“Her boobs are just too small.”
It’s a phrase many photographers have said in reference to the breast size of hundreds of models, actresses, socialites and singers. But not to worry, there’s always the handy-dandy Photoshop application. In comes the enlarge option and then a bit of retouching and there you go! The perfectly sized set of breasts with the faint tint of bronzer to enhance the cleavage for the ideal finished product.
Every day, millions of women throughout the world are faced with the same impossible idealized body image expressed in the forms of Photoshopped pictures, advertisements, movie posters, etc. Girls across the world, including female students at Shawnee Mission East, struggle with body image issues. They look in the mirror not to see their positive physical features, but to critique their imperfections.
Recently however, light has been shed on the negative effects of Photoshop and popular social figures have spoken out against the application, specifically Keira Knightley, star of movies such as Pirates of the Caribbean and Love Actually. In her photoshoot with Interview magazine, Knightley agreed to conduct a topless shoot on the condition that no editing or enhancement be done on her breasts or torso.
This action against the idea of photo enhancement has sparked a flurry of responses, both positive and negative. In my opinion, this reform in the way society views the female body could not have happened at a more pivotal moment. With the continuous growth and influence of social media in the world, the edited body images posted on the Internet have the greatest effect they’ve ever had on the public. Currently, 47% of girls between the ages of 10-18 report to want to lose weight due to magazine pictures. It sets impossible standards for what the female body should look like and gives men and women an unrealistic depiction of what they should aim for in a partner.
I have had personal experience in the area of self-consciousness. I remember counting calories, going to the gym for excessive amounts of time and constantly stepping on the scale hoping to see a lower number from the day before. Being thin just wasn’t in my genetics. When I was around sixteen years old, I finally realized I would never be that skinny girl on the cover of a magazine. Over the years, I’ve come to appreciate my body the way it is, big thighs and all.

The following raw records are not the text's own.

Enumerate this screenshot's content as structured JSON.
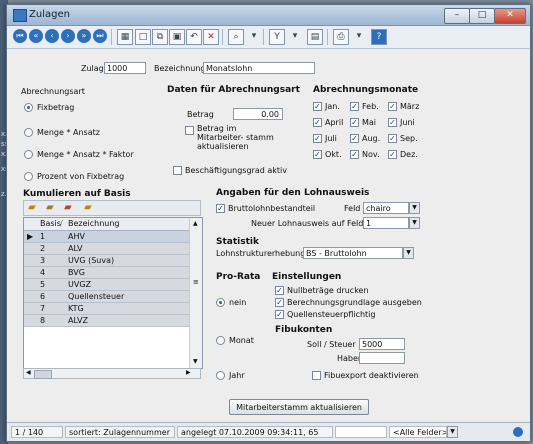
{
  "window": {
    "title": "Zulagen"
  },
  "form": {
    "zulage_label": "Zulage",
    "zulage_value": "1000",
    "bezeichnung_label": "Bezeichnung",
    "bezeichnung_value": "Monatslohn"
  },
  "abrechnungsart": {
    "heading": "Abrechnungsart",
    "options": [
      "Fixbetrag",
      "Menge * Ansatz",
      "Menge * Ansatz * Faktor",
      "Prozent von Fixbetrag"
    ],
    "selected": 0
  },
  "daten": {
    "heading": "Daten für Abrechnungsart",
    "betrag_label": "Betrag",
    "betrag_value": "0.00",
    "betrag_stamm_label": "Betrag im Mitarbeiter- stamm aktualisieren",
    "beschaeftigungsgrad_label": "Beschäftigungsgrad aktiv"
  },
  "monate": {
    "heading": "Abrechnungsmonate",
    "items": [
      "Jan.",
      "Feb.",
      "März",
      "April",
      "Mai",
      "Juni",
      "Juli",
      "Aug.",
      "Sep.",
      "Okt.",
      "Nov.",
      "Dez."
    ]
  },
  "kumulieren": {
    "heading": "Kumulieren auf Basis",
    "columns": [
      "Basis",
      "Bezeichnung"
    ],
    "rows": [
      {
        "basis": "1",
        "bezeichnung": "AHV"
      },
      {
        "basis": "2",
        "bezeichnung": "ALV"
      },
      {
        "basis": "3",
        "bezeichnung": "UVG (Suva)"
      },
      {
        "basis": "4",
        "bezeichnung": "BVG"
      },
      {
        "basis": "5",
        "bezeichnung": "UVGZ"
      },
      {
        "basis": "6",
        "bezeichnung": "Quellensteuer"
      },
      {
        "basis": "7",
        "bezeichnung": "KTG"
      },
      {
        "basis": "8",
        "bezeichnung": "ALVZ"
      }
    ]
  },
  "lohnausweis": {
    "heading": "Angaben für den Lohnausweis",
    "bruttolohn_label": "Bruttolohnbestandteil",
    "feld_label": "Feld",
    "feld_value": "chairo",
    "neuer_label": "Neuer Lohnausweis auf Feld",
    "neuer_value": "1"
  },
  "statistik": {
    "heading": "Statistik",
    "label": "Lohnstrukturerhebung",
    "value": "BS - Bruttolohn"
  },
  "prorata": {
    "heading": "Pro-Rata",
    "options": [
      "nein",
      "Monat",
      "Jahr"
    ],
    "selected": 0
  },
  "einstellungen": {
    "heading": "Einstellungen",
    "items": [
      "Nullbeträge drucken",
      "Berechnungsgrundlage ausgeben",
      "Quellensteuerpflichtig"
    ]
  },
  "fibukonten": {
    "heading": "Fibukonten",
    "soll_label": "Soll / Steuer",
    "soll_value": "5000",
    "haben_label": "Haben",
    "haben_value": "",
    "export_label": "Fibuexport deaktivieren"
  },
  "buttons": {
    "update": "Mitarbeiterstamm aktualisieren"
  },
  "status": {
    "records": "1 / 140",
    "sort": "sortiert: Zulagennummer",
    "created": "angelegt 07.10.2009 09:34:11, 65",
    "fields": "<Alle Felder>"
  },
  "colors": {
    "accent": "#2e6fbc",
    "title_bg": "#9db6d2"
  }
}
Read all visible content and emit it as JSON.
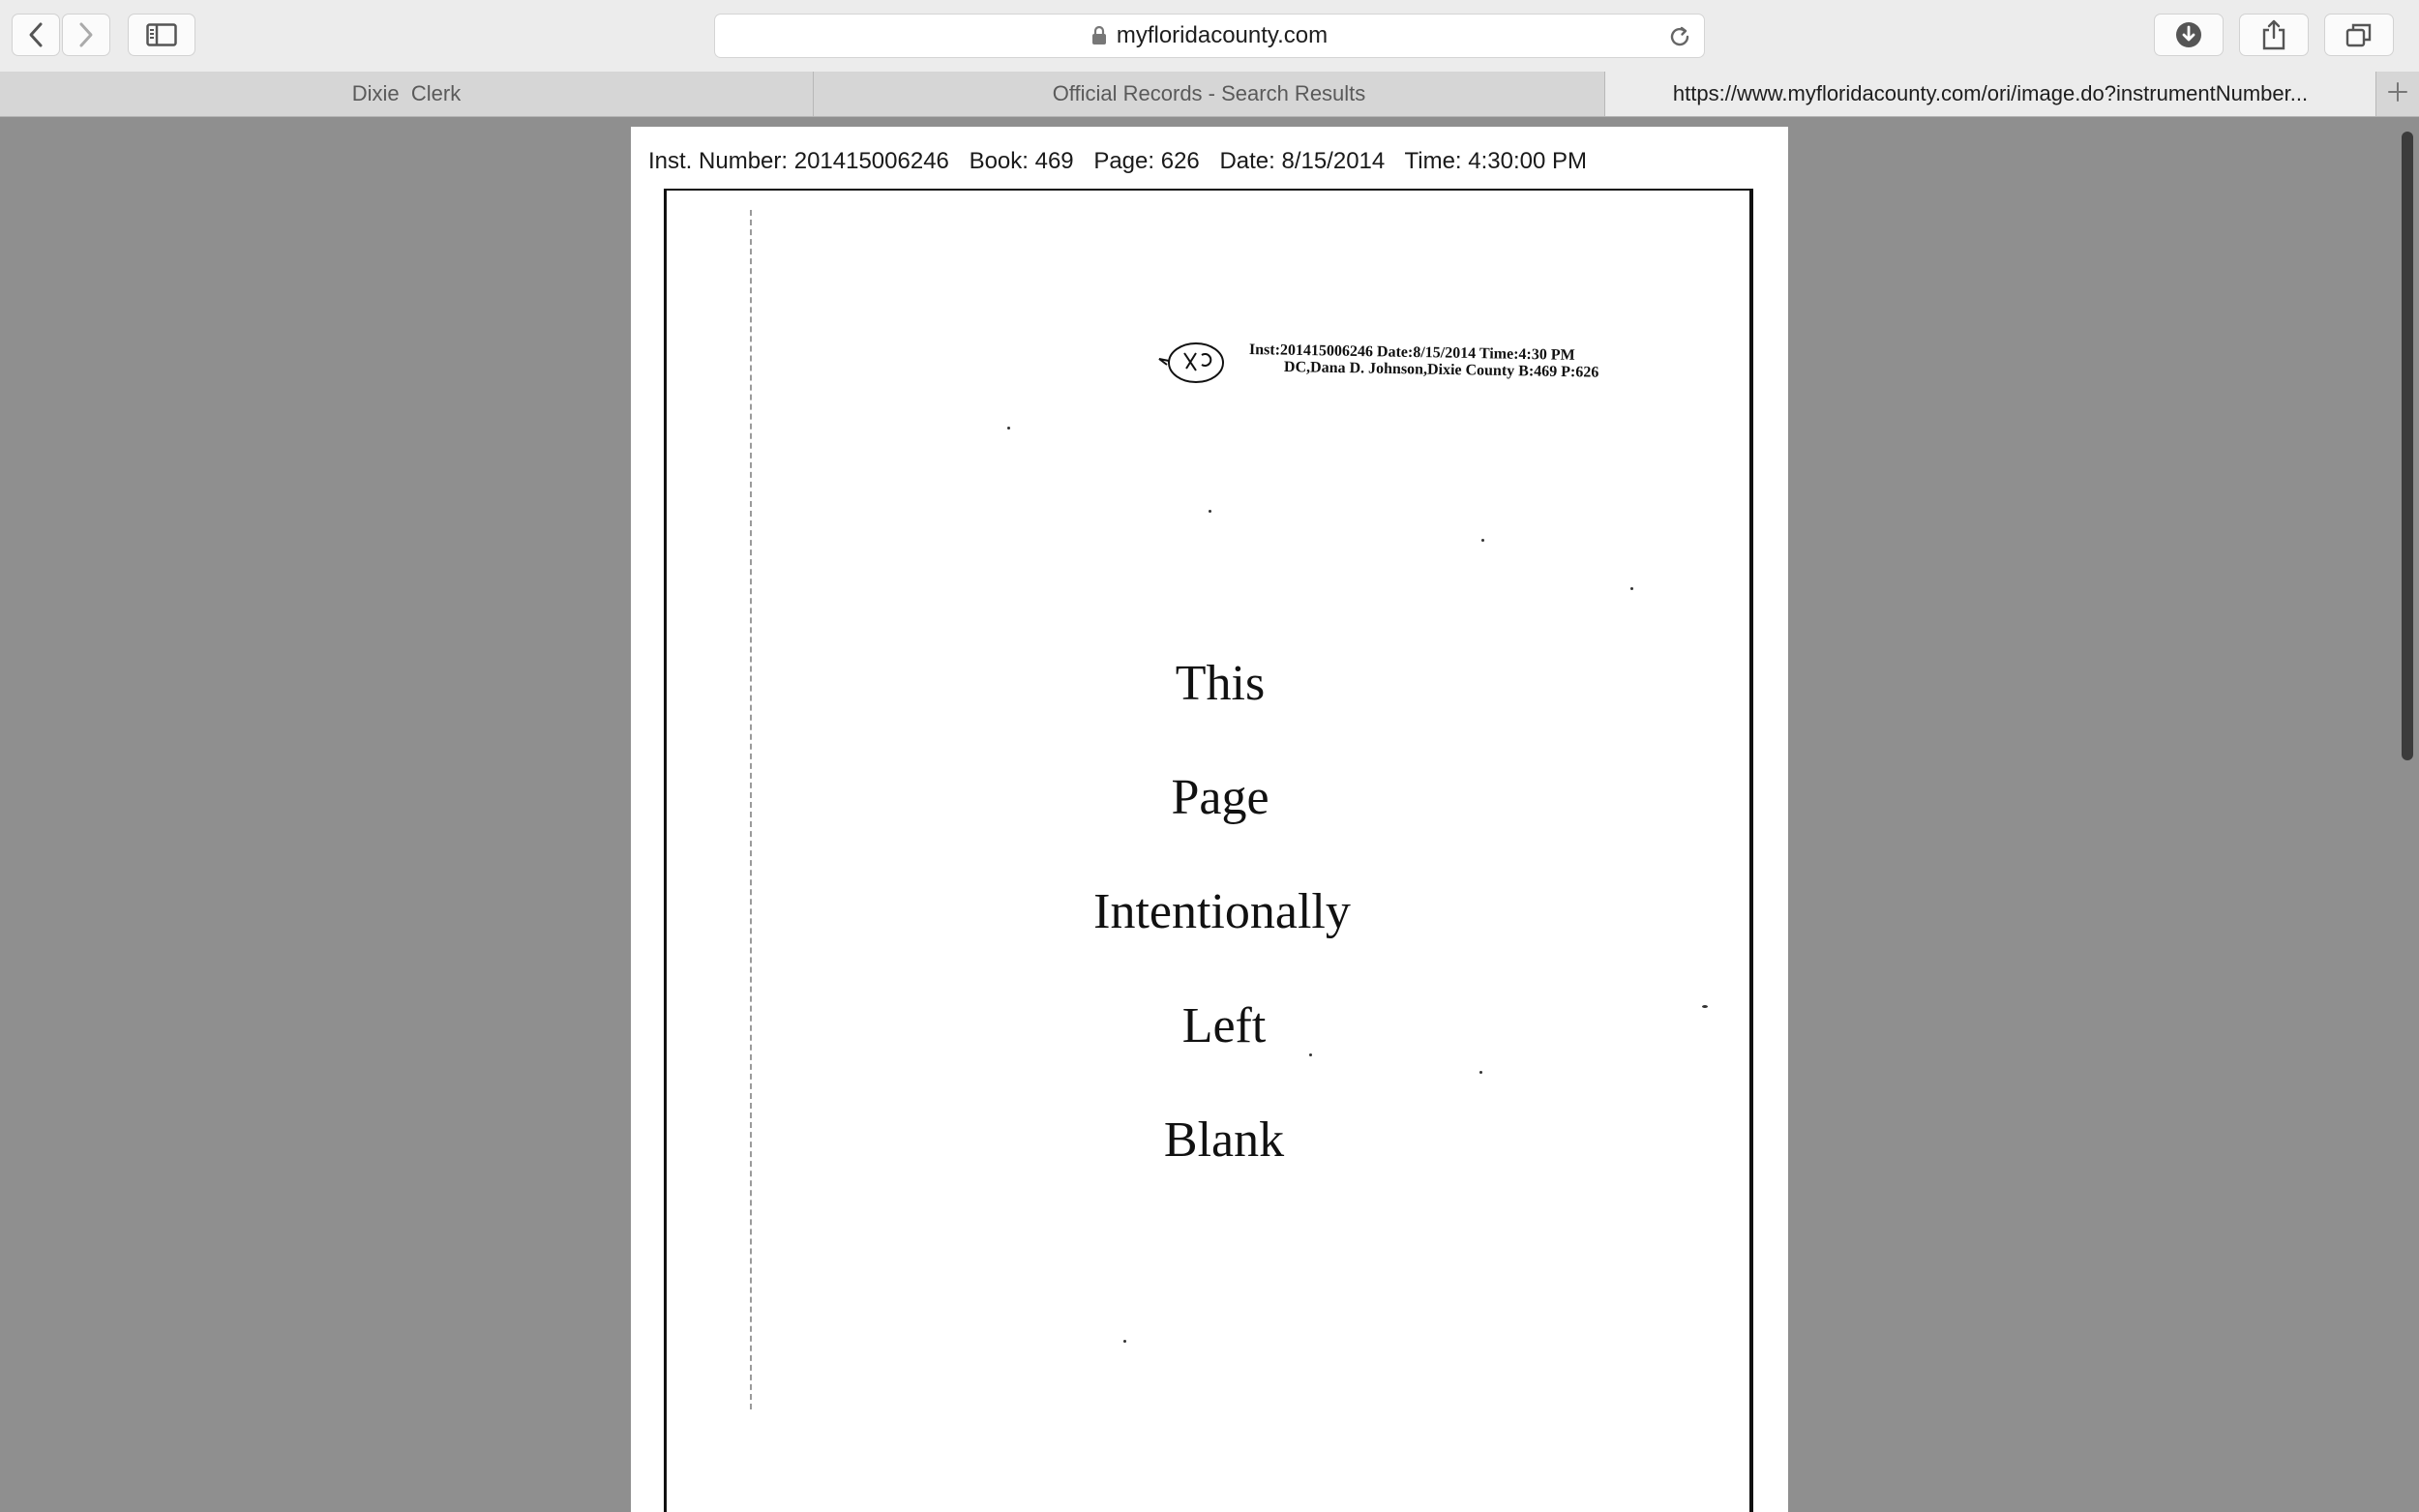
{
  "browser": {
    "address": "myfloridacounty.com",
    "tabs": [
      {
        "label": "Dixie  Clerk",
        "active": false
      },
      {
        "label": "Official Records - Search Results",
        "active": false
      },
      {
        "label": "https://www.myfloridacounty.com/ori/image.do?instrumentNumber...",
        "active": true
      }
    ],
    "icons": {
      "back": "chevron-left-icon",
      "forward": "chevron-right-icon",
      "sidebar": "sidebar-icon",
      "lock": "lock-icon",
      "reload": "reload-icon",
      "downloads": "download-icon",
      "share": "share-icon",
      "tabs": "tab-overview-icon",
      "new_tab": "plus-icon"
    }
  },
  "document": {
    "header": {
      "inst_number": "Inst. Number: 201415006246",
      "book": "Book: 469",
      "page": "Page: 626",
      "date": "Date: 8/15/2014",
      "time": "Time: 4:30:00 PM"
    },
    "stamp": {
      "line1": "Inst:201415006246 Date:8/15/2014 Time:4:30 PM",
      "line2": "DC,Dana D. Johnson,Dixie County B:469 P:626"
    },
    "words": [
      "This",
      "Page",
      "Intentionally",
      "Left",
      "Blank"
    ]
  },
  "colors": {
    "toolbar_bg": "#ececec",
    "viewport_bg": "#8f8f8f",
    "page_bg": "#ffffff"
  }
}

A woman’s body comes in all shapes and sizes and no person has the right to dictate the type of body a girl, or boy, should strive to achieve. Some girls have A’s and some have double D’s. Some girls have thin legs and some have a more curvy body type. But all girls have a heart and a brain. Maybe those are the things our society should begin to focus its attention on.